[Material provided]
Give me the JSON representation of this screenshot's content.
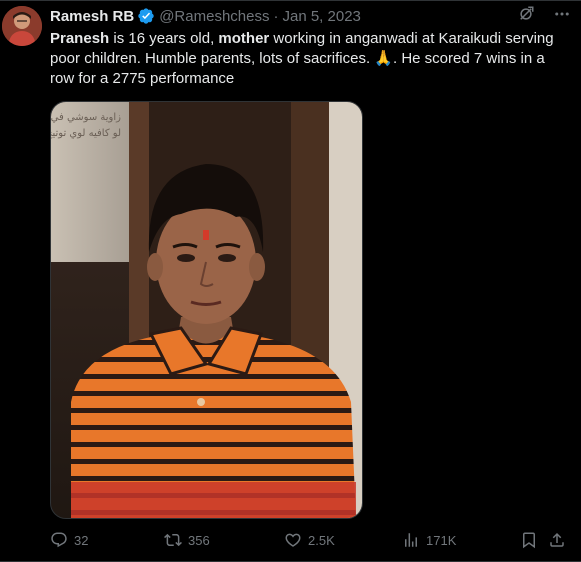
{
  "tweet": {
    "author_name": "Ramesh RB",
    "handle": "@Rameshchess",
    "separator": "·",
    "date": "Jan 5, 2023",
    "text": {
      "p1_bold": "Pranesh",
      "p2": " is 16 years old, ",
      "p3_bold": "mother",
      "p4": " working in anganwadi at Karaikudi serving poor children. Humble parents, lots of sacrifices. ",
      "emoji": "🙏",
      "p5": ". He scored 7 wins in a row for a 2775 performance"
    },
    "media": {
      "sign_text_line1": "زاوية سوشي في مصر",
      "sign_text_line2": "لو كافيه لوي توتيخ"
    },
    "stats": {
      "replies": "32",
      "retweets": "356",
      "likes": "2.5K",
      "views": "171K"
    },
    "icons": {
      "verified": "verified-badge-icon",
      "grok": "grok-icon",
      "more": "more-icon",
      "reply": "reply-icon",
      "retweet": "retweet-icon",
      "like": "like-icon",
      "views": "views-icon",
      "bookmark": "bookmark-icon",
      "share": "share-icon"
    },
    "colors": {
      "background": "#000000",
      "text": "#e7e9ea",
      "secondary": "#71767b",
      "verified": "#1d9bf0",
      "shirt_orange": "#e8772a"
    }
  }
}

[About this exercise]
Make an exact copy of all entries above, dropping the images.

[Answer space]
Give me the JSON representation of this screenshot's content.
{
  "tweet": {
    "author_name": "Ramesh RB",
    "handle": "@Rameshchess",
    "separator": "·",
    "date": "Jan 5, 2023",
    "text": {
      "p1_bold": "Pranesh",
      "p2": " is 16 years old, ",
      "p3_bold": "mother",
      "p4": " working in anganwadi at Karaikudi serving poor children. Humble parents, lots of sacrifices. ",
      "emoji": "🙏",
      "p5": ". He scored 7 wins in a row for a 2775 performance"
    },
    "media": {
      "sign_text_line1": "زاوية سوشي في مصر",
      "sign_text_line2": "لو كافيه لوي توتيخ"
    },
    "stats": {
      "replies": "32",
      "retweets": "356",
      "likes": "2.5K",
      "views": "171K"
    },
    "icons": {
      "verified": "verified-badge-icon",
      "grok": "grok-icon",
      "more": "more-icon",
      "reply": "reply-icon",
      "retweet": "retweet-icon",
      "like": "like-icon",
      "views": "views-icon",
      "bookmark": "bookmark-icon",
      "share": "share-icon"
    },
    "colors": {
      "background": "#000000",
      "text": "#e7e9ea",
      "secondary": "#71767b",
      "verified": "#1d9bf0",
      "shirt_orange": "#e8772a"
    }
  }
}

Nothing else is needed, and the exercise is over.